Website and app data records
++++++++
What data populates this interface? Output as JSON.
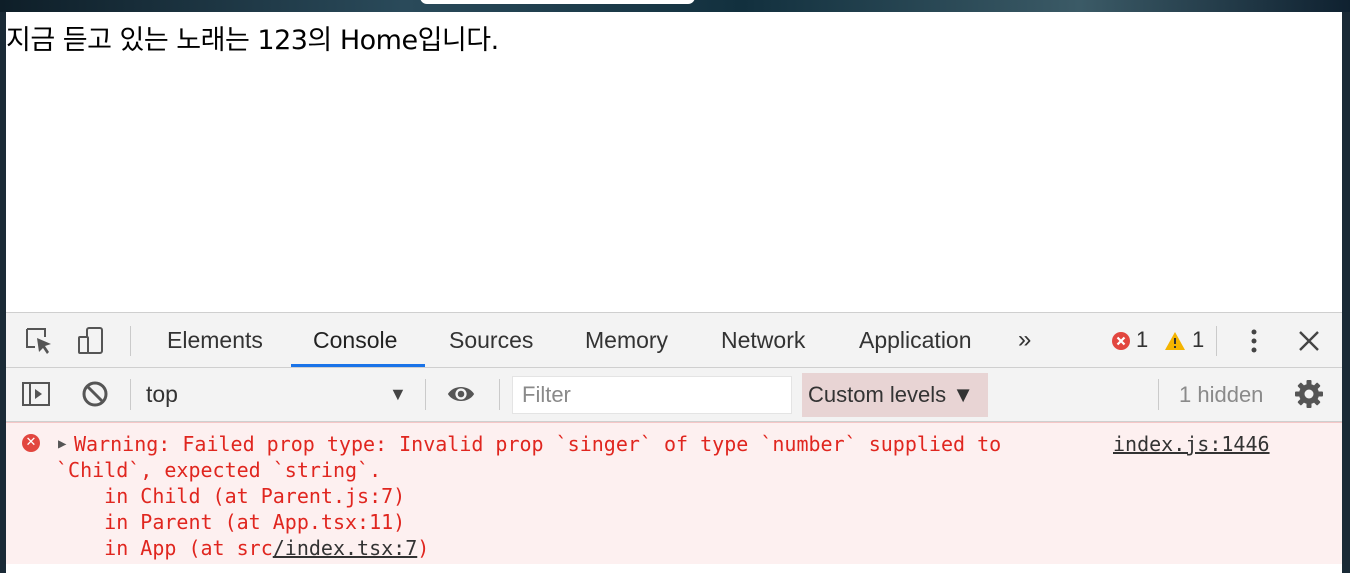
{
  "page": {
    "text": "지금 듣고 있는 노래는 123의 Home입니다."
  },
  "devtools": {
    "tabs": [
      "Elements",
      "Console",
      "Sources",
      "Memory",
      "Network",
      "Application"
    ],
    "active_tab": "Console",
    "more_tabs_label": "»",
    "error_count": "1",
    "warning_count": "1",
    "icons": {
      "inspect": "inspect-element-icon",
      "device": "device-toolbar-icon",
      "more_options": "vertical-dots-icon",
      "close": "close-icon",
      "sidebar": "console-sidebar-icon",
      "clear": "clear-console-icon",
      "eye": "live-expression-icon",
      "settings": "gear-icon"
    },
    "colors": {
      "accent": "#1a73e8",
      "error": "#e0261f",
      "warning": "#f4b400",
      "error_bg": "#fdf0f0"
    }
  },
  "console_toolbar": {
    "context": "top",
    "filter_placeholder": "Filter",
    "levels_label": "Custom levels ▼",
    "hidden_label": "1 hidden"
  },
  "message": {
    "line1": "Warning: Failed prop type: Invalid prop `singer` of type `number` supplied to",
    "line2": "`Child`, expected `string`.",
    "line3": "    in Child (at Parent.js:7)",
    "line4": "    in Parent (at App.tsx:11)",
    "line5_prefix": "    in App (at src",
    "line5_link": "/index.tsx:7",
    "line5_suffix": ")",
    "source": "index.js:1446"
  }
}
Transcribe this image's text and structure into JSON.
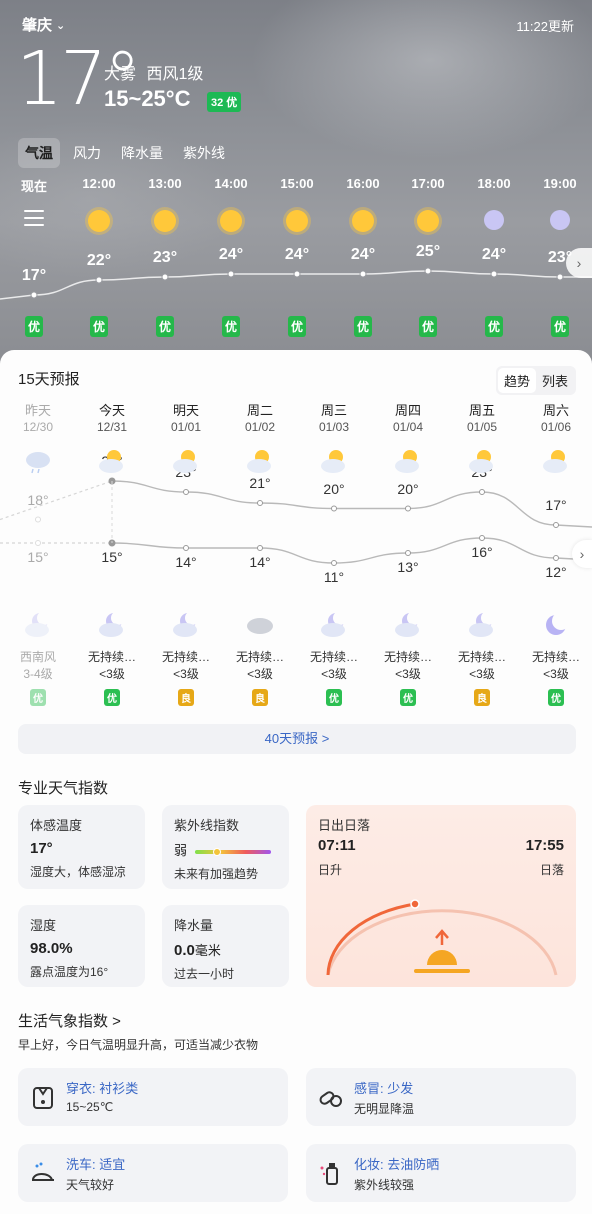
{
  "header": {
    "city": "肇庆",
    "update_time": "11:22更新",
    "current_temp": "17°",
    "condition": "大雾",
    "wind": "西风1级",
    "range": "15~25°C",
    "aqi": "32 优"
  },
  "tabs": [
    "气温",
    "风力",
    "降水量",
    "紫外线"
  ],
  "hourly": {
    "labels": [
      "现在",
      "12:00",
      "13:00",
      "14:00",
      "15:00",
      "16:00",
      "17:00",
      "18:00",
      "19:00"
    ],
    "icons": [
      "menu-icon",
      "sun-icon",
      "sun-icon",
      "sun-icon",
      "sun-icon",
      "sun-icon",
      "sun-icon",
      "moon-icon",
      "moon-icon"
    ],
    "temps": [
      "17°",
      "22°",
      "23°",
      "24°",
      "24°",
      "24°",
      "25°",
      "24°",
      "23°"
    ],
    "temp_values": [
      17,
      22,
      23,
      24,
      24,
      24,
      25,
      24,
      23
    ],
    "aqi": [
      "优",
      "优",
      "优",
      "优",
      "优",
      "优",
      "优",
      "优",
      "优"
    ]
  },
  "forecast": {
    "title": "15天预报",
    "toggle": [
      "趋势",
      "列表"
    ],
    "days": [
      {
        "name": "昨天",
        "date": "12/30",
        "day_icon": "cloud-rain-icon",
        "hi": "18°",
        "lo": "15°",
        "night_icon": "moon-cloud-icon",
        "wind1": "西南风",
        "wind2": "3-4级",
        "aqi": "优",
        "aqi_level": "good",
        "hi_value": 18,
        "lo_value": 15
      },
      {
        "name": "今天",
        "date": "12/31",
        "day_icon": "partly-sunny-icon",
        "hi": "25°",
        "lo": "15°",
        "night_icon": "moon-cloud-icon",
        "wind1": "无持续…",
        "wind2": "<3级",
        "aqi": "优",
        "aqi_level": "good",
        "hi_value": 25,
        "lo_value": 15
      },
      {
        "name": "明天",
        "date": "01/01",
        "day_icon": "partly-sunny-icon",
        "hi": "23°",
        "lo": "14°",
        "night_icon": "moon-cloud-icon",
        "wind1": "无持续…",
        "wind2": "<3级",
        "aqi": "良",
        "aqi_level": "ok",
        "hi_value": 23,
        "lo_value": 14
      },
      {
        "name": "周二",
        "date": "01/02",
        "day_icon": "partly-sunny-icon",
        "hi": "21°",
        "lo": "14°",
        "night_icon": "cloud-icon",
        "wind1": "无持续…",
        "wind2": "<3级",
        "aqi": "良",
        "aqi_level": "ok",
        "hi_value": 21,
        "lo_value": 14
      },
      {
        "name": "周三",
        "date": "01/03",
        "day_icon": "partly-sunny-icon",
        "hi": "20°",
        "lo": "11°",
        "night_icon": "moon-cloud-icon",
        "wind1": "无持续…",
        "wind2": "<3级",
        "aqi": "优",
        "aqi_level": "good",
        "hi_value": 20,
        "lo_value": 11
      },
      {
        "name": "周四",
        "date": "01/04",
        "day_icon": "partly-sunny-icon",
        "hi": "20°",
        "lo": "13°",
        "night_icon": "moon-cloud-icon",
        "wind1": "无持续…",
        "wind2": "<3级",
        "aqi": "优",
        "aqi_level": "good",
        "hi_value": 20,
        "lo_value": 13
      },
      {
        "name": "周五",
        "date": "01/05",
        "day_icon": "partly-sunny-icon",
        "hi": "23°",
        "lo": "16°",
        "night_icon": "moon-cloud-icon",
        "wind1": "无持续…",
        "wind2": "<3级",
        "aqi": "良",
        "aqi_level": "ok",
        "hi_value": 23,
        "lo_value": 16
      },
      {
        "name": "周六",
        "date": "01/06",
        "day_icon": "partly-sunny-icon",
        "hi": "17°",
        "lo": "12°",
        "night_icon": "moon-icon",
        "wind1": "无持续…",
        "wind2": "<3级",
        "aqi": "优",
        "aqi_level": "good",
        "hi_value": 17,
        "lo_value": 12
      }
    ],
    "more_label": "40天预报 >"
  },
  "pro": {
    "title": "专业天气指数",
    "feels": {
      "title": "体感温度",
      "value": "17°",
      "desc": "湿度大，体感湿凉"
    },
    "uv": {
      "title": "紫外线指数",
      "value": "弱",
      "desc": "未来有加强趋势"
    },
    "humidity": {
      "title": "湿度",
      "value": "98.0%",
      "desc": "露点温度为16°"
    },
    "rain": {
      "title": "降水量",
      "value": "0.0",
      "unit": "毫米",
      "desc": "过去一小时"
    },
    "sun": {
      "title": "日出日落",
      "sunrise": "07:11",
      "sunset": "17:55",
      "sunrise_label": "日升",
      "sunset_label": "日落"
    }
  },
  "life": {
    "title": "生活气象指数 >",
    "subtitle": "早上好，今日气温明显升高，可适当减少衣物",
    "items": [
      {
        "title": "穿衣: 衬衫类",
        "desc": "15~25℃",
        "icon": "shirt-icon"
      },
      {
        "title": "感冒: 少发",
        "desc": "无明显降温",
        "icon": "pills-icon"
      },
      {
        "title": "洗车: 适宜",
        "desc": "天气较好",
        "icon": "car-wash-icon"
      },
      {
        "title": "化妆: 去油防晒",
        "desc": "紫外线较强",
        "icon": "cosmetics-icon"
      }
    ]
  },
  "colors": {
    "aqi_good": "#25b84a",
    "aqi_ok": "#e6a817",
    "link": "#3a67c5",
    "sun_arc": "#f0673a"
  }
}
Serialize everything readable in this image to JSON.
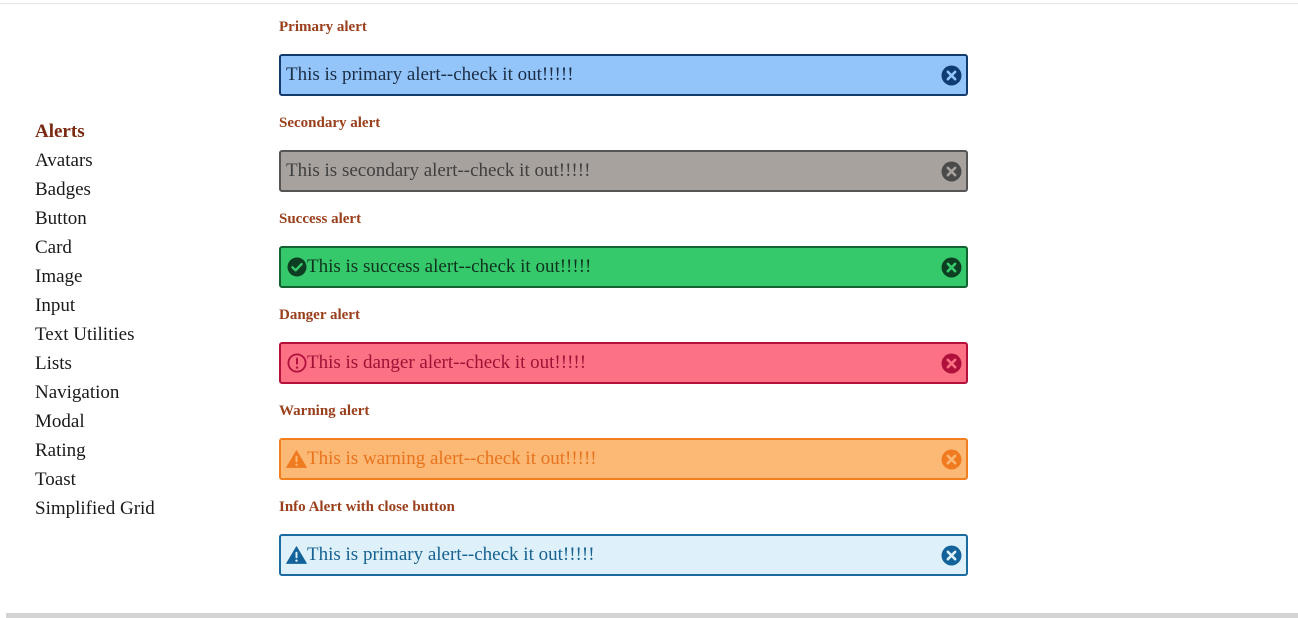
{
  "sidebar": {
    "items": [
      {
        "label": "Alerts",
        "active": true
      },
      {
        "label": "Avatars"
      },
      {
        "label": "Badges"
      },
      {
        "label": "Button"
      },
      {
        "label": "Card"
      },
      {
        "label": "Image"
      },
      {
        "label": "Input"
      },
      {
        "label": "Text Utilities"
      },
      {
        "label": "Lists"
      },
      {
        "label": "Navigation"
      },
      {
        "label": "Modal"
      },
      {
        "label": "Rating"
      },
      {
        "label": "Toast"
      },
      {
        "label": "Simplified Grid"
      }
    ]
  },
  "sections": [
    {
      "title": "Primary alert",
      "message": "This is primary alert--check it out!!!!!",
      "variant": "primary",
      "icon": "none",
      "close_icon": "x-circle-icon"
    },
    {
      "title": "Secondary alert",
      "message": "This is secondary alert--check it out!!!!!",
      "variant": "secondary",
      "icon": "none",
      "close_icon": "x-circle-icon"
    },
    {
      "title": "Success alert",
      "message": "This is success alert--check it out!!!!!",
      "variant": "success",
      "icon": "check-circle-icon",
      "close_icon": "x-circle-icon"
    },
    {
      "title": "Danger alert",
      "message": "This is danger alert--check it out!!!!!",
      "variant": "danger",
      "icon": "exclamation-circle-icon",
      "close_icon": "x-circle-icon"
    },
    {
      "title": "Warning alert",
      "message": "This is warning alert--check it out!!!!!",
      "variant": "warning",
      "icon": "warning-triangle-icon",
      "close_icon": "x-circle-icon"
    },
    {
      "title": "Info Alert with close button",
      "message": "This is primary alert--check it out!!!!!",
      "variant": "info",
      "icon": "warning-triangle-icon",
      "close_icon": "x-circle-icon"
    }
  ],
  "colors": {
    "title": "#9a3f1c",
    "sidebar_active": "#7a2a12",
    "primary": {
      "bg": "#93c5fb",
      "border": "#123a6a",
      "text": "#1b2d44",
      "icon": "#0f3d73"
    },
    "secondary": {
      "bg": "#a8a29e",
      "border": "#555555",
      "text": "#3f3f3f",
      "icon": "#4a4a4a"
    },
    "success": {
      "bg": "#36c96b",
      "border": "#136331",
      "text": "#11331e",
      "icon": "#0d3e22"
    },
    "danger": {
      "bg": "#fc7184",
      "border": "#b5123b",
      "text": "#9e1236",
      "icon": "#b0113c"
    },
    "warning": {
      "bg": "#fbb975",
      "border": "#f37e1e",
      "text": "#e8731d",
      "icon": "#f07a1f"
    },
    "info": {
      "bg": "#def1fb",
      "border": "#1b6aa0",
      "text": "#16618f",
      "icon": "#13639a"
    }
  }
}
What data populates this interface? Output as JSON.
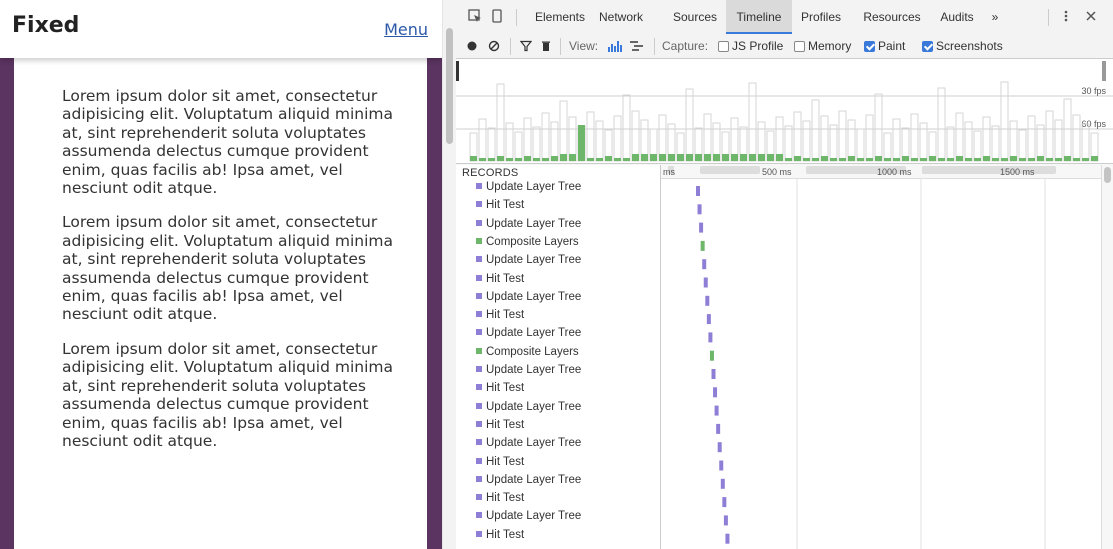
{
  "page": {
    "header_title": "Fixed",
    "menu_label": "Menu",
    "paragraphs": [
      "Lorem ipsum dolor sit amet, consectetur adipisicing elit. Voluptatum aliquid minima at, sint reprehenderit soluta voluptates assumenda delectus cumque provident enim, quas facilis ab! Ipsa amet, vel nesciunt odit atque.",
      "Lorem ipsum dolor sit amet, consectetur adipisicing elit. Voluptatum aliquid minima at, sint reprehenderit soluta voluptates assumenda delectus cumque provident enim, quas facilis ab! Ipsa amet, vel nesciunt odit atque.",
      "Lorem ipsum dolor sit amet, consectetur adipisicing elit. Voluptatum aliquid minima at, sint reprehenderit soluta voluptates assumenda delectus cumque provident enim, quas facilis ab! Ipsa amet, vel nesciunt odit atque."
    ]
  },
  "devtools": {
    "tabs": [
      "Elements",
      "Network",
      "Sources",
      "Timeline",
      "Profiles",
      "Resources",
      "Audits",
      "»"
    ],
    "active_tab": "Timeline",
    "toolbar": {
      "view_label": "View:",
      "capture_label": "Capture:",
      "capture_options": [
        {
          "label": "JS Profile",
          "checked": false
        },
        {
          "label": "Memory",
          "checked": false
        },
        {
          "label": "Paint",
          "checked": true
        },
        {
          "label": "Screenshots",
          "checked": true
        }
      ]
    },
    "overview": {
      "fps_labels": [
        "30 fps",
        "60 fps"
      ]
    },
    "ruler_labels": [
      "ms",
      "500 ms",
      "1000 ms",
      "1500 ms"
    ],
    "records_header": "RECORDS",
    "records": [
      {
        "label": "Update Layer Tree",
        "type": "layout"
      },
      {
        "label": "Hit Test",
        "type": "layout"
      },
      {
        "label": "Update Layer Tree",
        "type": "layout"
      },
      {
        "label": "Composite Layers",
        "type": "paint"
      },
      {
        "label": "Update Layer Tree",
        "type": "layout"
      },
      {
        "label": "Hit Test",
        "type": "layout"
      },
      {
        "label": "Update Layer Tree",
        "type": "layout"
      },
      {
        "label": "Hit Test",
        "type": "layout"
      },
      {
        "label": "Update Layer Tree",
        "type": "layout"
      },
      {
        "label": "Composite Layers",
        "type": "paint"
      },
      {
        "label": "Update Layer Tree",
        "type": "layout"
      },
      {
        "label": "Hit Test",
        "type": "layout"
      },
      {
        "label": "Update Layer Tree",
        "type": "layout"
      },
      {
        "label": "Hit Test",
        "type": "layout"
      },
      {
        "label": "Update Layer Tree",
        "type": "layout"
      },
      {
        "label": "Hit Test",
        "type": "layout"
      },
      {
        "label": "Update Layer Tree",
        "type": "layout"
      },
      {
        "label": "Hit Test",
        "type": "layout"
      },
      {
        "label": "Update Layer Tree",
        "type": "layout"
      },
      {
        "label": "Hit Test",
        "type": "layout"
      }
    ],
    "colors": {
      "layout": "#8f7ed6",
      "paint": "#6db66a",
      "active_tab_underline": "#3879d9",
      "page_background": "#5b3461",
      "menu_link": "#2b59a8"
    }
  }
}
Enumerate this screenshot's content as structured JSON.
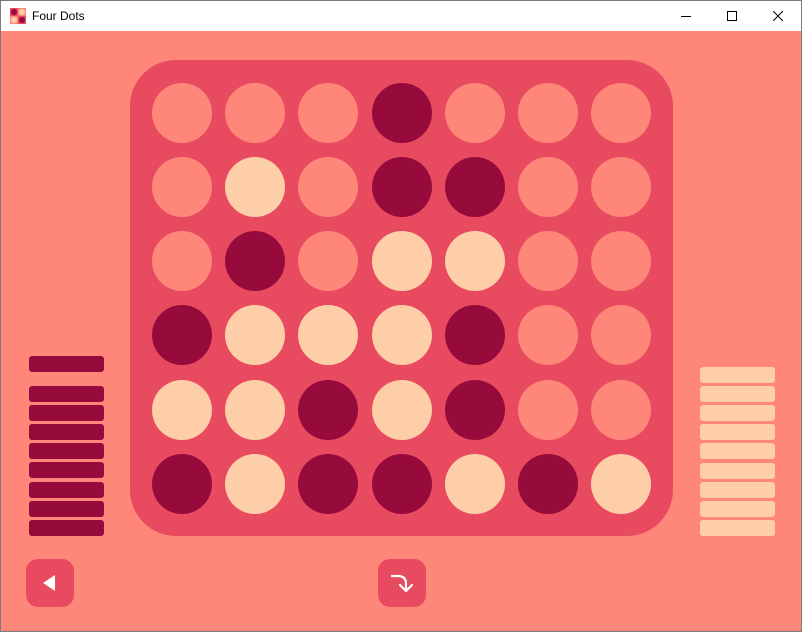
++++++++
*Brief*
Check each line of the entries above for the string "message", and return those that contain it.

*Response to the exercise*
  "message": {
      "message": "This is primary alert--check it out!!!!!",
      "message": "This is secondary alert--check it out!!!!!",
      "message": "This is success alert--check it out!!!!!",
      "message": "This is danger alert--check it out!!!!!",
      "message": "This is warning alert--check it out!!!!!",
      "message": "This is primary alert--check it out!!!!!",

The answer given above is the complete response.